Implants have been around since 1965 and were originally used in science. Professor Branemark discovered that the Titanium cylinders being used in his experiments were stimulating bone growth around them.

Implants were then used in many medical and dental fields in attaching prostheses or teeth to bone.

The Titanium alloy used is very pure, bio-inert and noncorrosive. However in the mouth it is the bone that fails around implants in certain patients.

As all metals have a rough surfaces they can attract germs. In the healthy patient the implant is placed at the bone level and the healthy gum creates a protective cuff around the post of the implant. This can be seen in the picture above where the gum is pink, firm and stippled (like orange peel), except at one location.

When the cuff is loose, germs can get in and cause local inflammation, this is called mucositis as in the picture above.

Early peri-implantitis

The signs are very similar to gum disease in that early signs are redness and or puffiness without bleeding.

Brushing the gums around teeth and implants keeps them healthy and maintains the bone underneath.

Patients that smoke, are diabetics or immunocompromised may have a weakened defence mechanism that allows implant or gum disease to develop.

Routine check ups, visits to the hygienist and also home care/brushing with an electric tooth brush or bottle brushes can help reduce bacterial levels around implants.

Advanced peri-implantitis with associated bone loss

If germs are allowed to build up inside the gum cuff then the local body inflammation, in trying to neutralise the germs can also damage the bone, causing bone loss. This is called peri-implantitis.

Continuous presence of the germ biom can lead to the loss of the implant and the superstructure above.

The signs of implant disease can be redness, puffiness, bleeding, white fluid or pus, pain etc. The implant does not become mobile until much later on as the bone contact is very strong, even when there is little coverage.

The implant surfaces need to be uncovered, cleaned, smoothed and or antibiotic substances applied to disinfect them. The gums can then be allowed to heal naturally, but with bone loss, recession can occur and the implant surface may be visible.

Tepe bottle brushes

Tepe is a brand of sturdy bottle brushes. They can be brushed under bridgework or crowns and keep the gum cuff clean. They can be rinsed and dried and used twice daily for up to 2-3 weeks and then a new one is used.

Mouthwash can also be used once daily to kill off any unwanted germs as well.

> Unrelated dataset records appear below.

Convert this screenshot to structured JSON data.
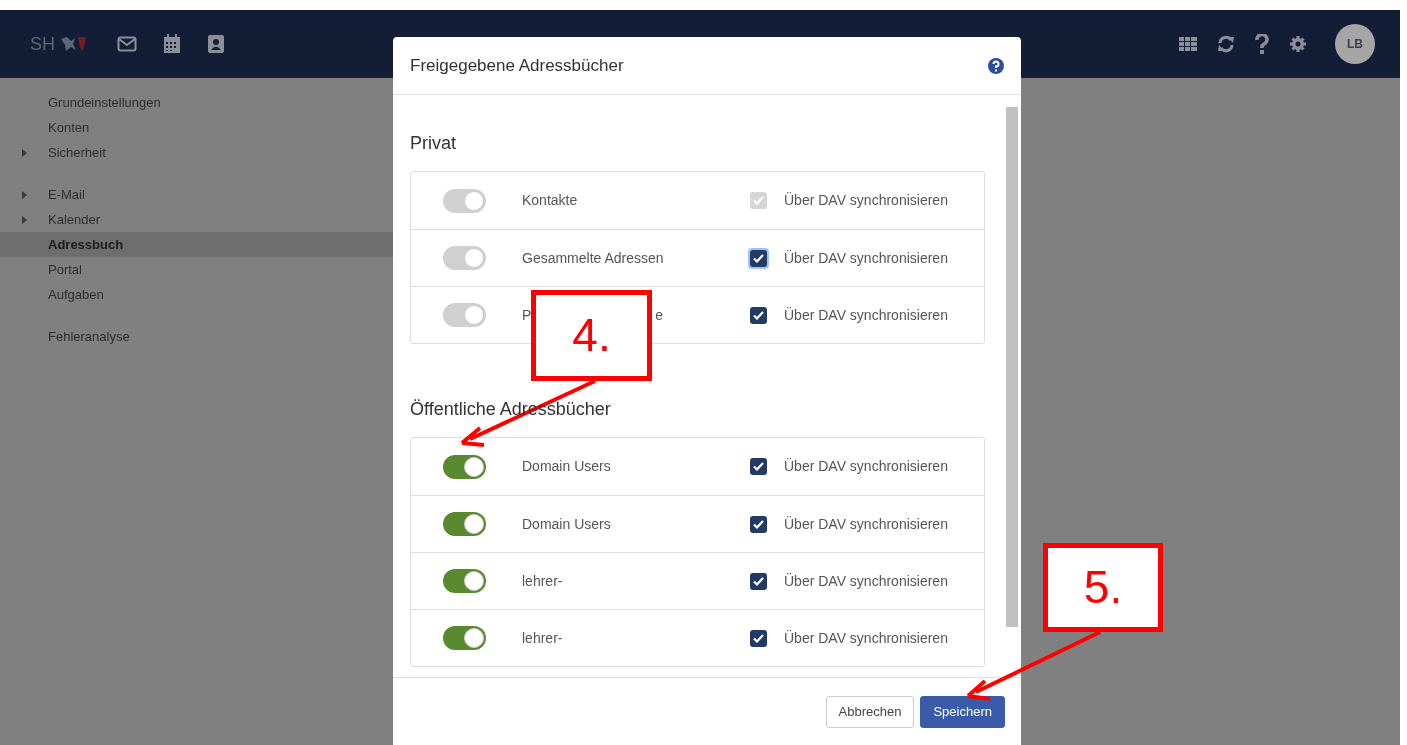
{
  "header": {
    "logo": "SH",
    "avatar": "LB"
  },
  "sidebar": {
    "groups": [
      {
        "items": [
          {
            "label": "Grundeinstellungen",
            "arrow": false,
            "selected": false
          },
          {
            "label": "Konten",
            "arrow": false,
            "selected": false
          },
          {
            "label": "Sicherheit",
            "arrow": true,
            "selected": false
          }
        ]
      },
      {
        "items": [
          {
            "label": "E-Mail",
            "arrow": true,
            "selected": false
          },
          {
            "label": "Kalender",
            "arrow": true,
            "selected": false
          },
          {
            "label": "Adressbuch",
            "arrow": false,
            "selected": true
          },
          {
            "label": "Portal",
            "arrow": false,
            "selected": false
          },
          {
            "label": "Aufgaben",
            "arrow": false,
            "selected": false
          }
        ]
      },
      {
        "items": [
          {
            "label": "Fehleranalyse",
            "arrow": false,
            "selected": false
          }
        ]
      }
    ]
  },
  "dialog": {
    "title": "Freigegebene Adressbücher",
    "sections": [
      {
        "heading": "Privat",
        "rows": [
          {
            "label_parts": [
              "Kontakte"
            ],
            "on": true,
            "toggle_disabled": true,
            "checked": true,
            "check_disabled": true,
            "focused": false,
            "sync": "Über DAV synchronisieren"
          },
          {
            "label_parts": [
              "Gesammelte Adressen"
            ],
            "on": true,
            "toggle_disabled": true,
            "checked": true,
            "check_disabled": false,
            "focused": true,
            "sync": "Über DAV synchronisieren"
          },
          {
            "label_parts": [
              "P",
              "e"
            ],
            "on": true,
            "toggle_disabled": true,
            "checked": true,
            "check_disabled": false,
            "focused": false,
            "sync": "Über DAV synchronisieren"
          }
        ]
      },
      {
        "heading": "Öffentliche Adressbücher",
        "rows": [
          {
            "label_parts": [
              "Domain Users"
            ],
            "on": true,
            "toggle_disabled": false,
            "checked": true,
            "check_disabled": false,
            "focused": false,
            "sync": "Über DAV synchronisieren"
          },
          {
            "label_parts": [
              "Domain Users"
            ],
            "on": true,
            "toggle_disabled": false,
            "checked": true,
            "check_disabled": false,
            "focused": false,
            "sync": "Über DAV synchronisieren"
          },
          {
            "label_parts": [
              "lehrer-"
            ],
            "on": true,
            "toggle_disabled": false,
            "checked": true,
            "check_disabled": false,
            "focused": false,
            "sync": "Über DAV synchronisieren"
          },
          {
            "label_parts": [
              "lehrer-"
            ],
            "on": true,
            "toggle_disabled": false,
            "checked": true,
            "check_disabled": false,
            "focused": false,
            "sync": "Über DAV synchronisieren"
          }
        ]
      }
    ],
    "buttons": [
      {
        "label": "Abbrechen",
        "kind": "secondary"
      },
      {
        "label": "Speichern",
        "kind": "primary"
      }
    ]
  },
  "annotations": [
    {
      "label": "4."
    },
    {
      "label": "5."
    }
  ]
}
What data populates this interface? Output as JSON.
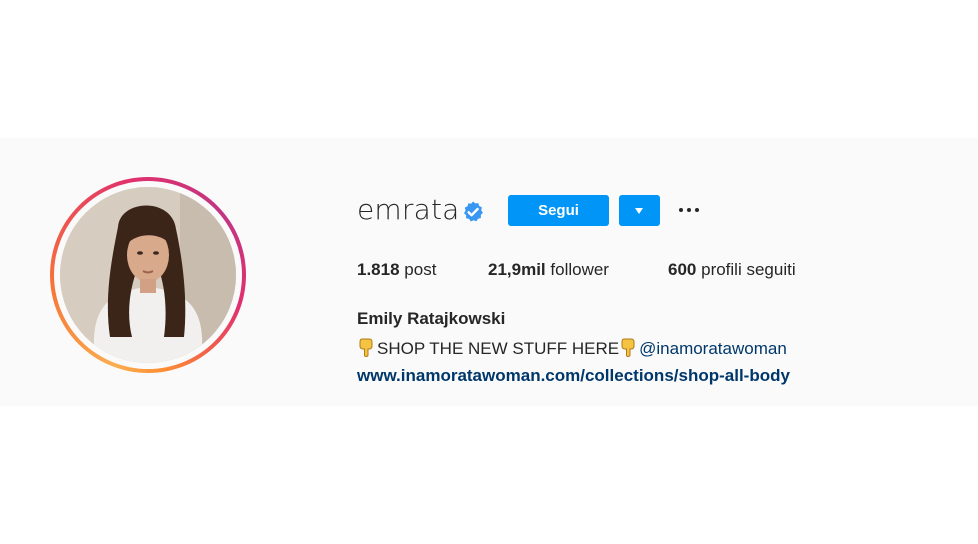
{
  "profile": {
    "username": "emrata",
    "verified": true,
    "follow_label": "Segui",
    "dropdown_icon": "caret-down-icon",
    "more_icon": "more-options-icon",
    "stats": {
      "posts_value": "1.818",
      "posts_label": "post",
      "followers_value": "21,9mil",
      "followers_label": "follower",
      "following_value": "600",
      "following_label": "profili seguiti"
    },
    "full_name": "Emily Ratajkowski",
    "bio": {
      "emoji": "pointing-down-hand-icon",
      "text": "SHOP THE NEW STUFF HERE",
      "mention": "@inamoratawoman"
    },
    "website": "www.inamoratawoman.com/collections/shop-all-body"
  },
  "colors": {
    "primary_button": "#0095f6",
    "verified_badge": "#3897f0",
    "link": "#00376b",
    "band_background": "#fafafa",
    "text": "#262626"
  }
}
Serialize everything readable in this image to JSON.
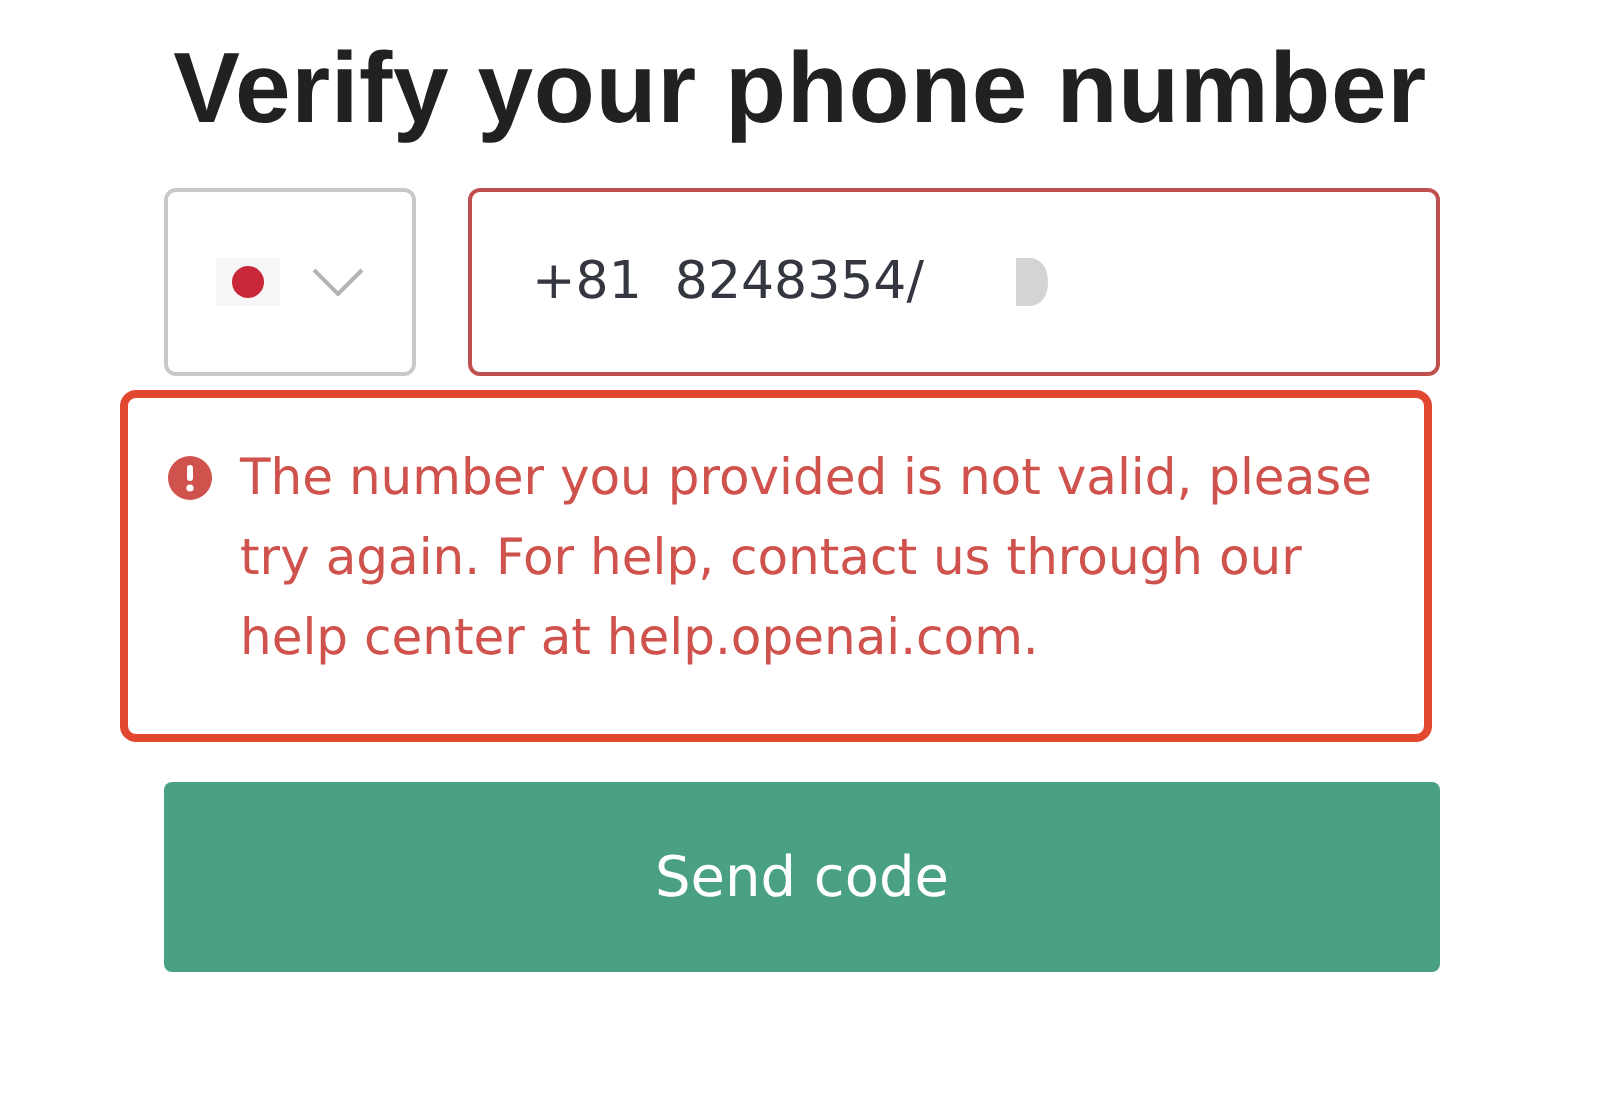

Implants need monitoring and maintenance too and can slowly fail without you even realizing it. It is imperative, much like a car MOT that you get them checked regularly.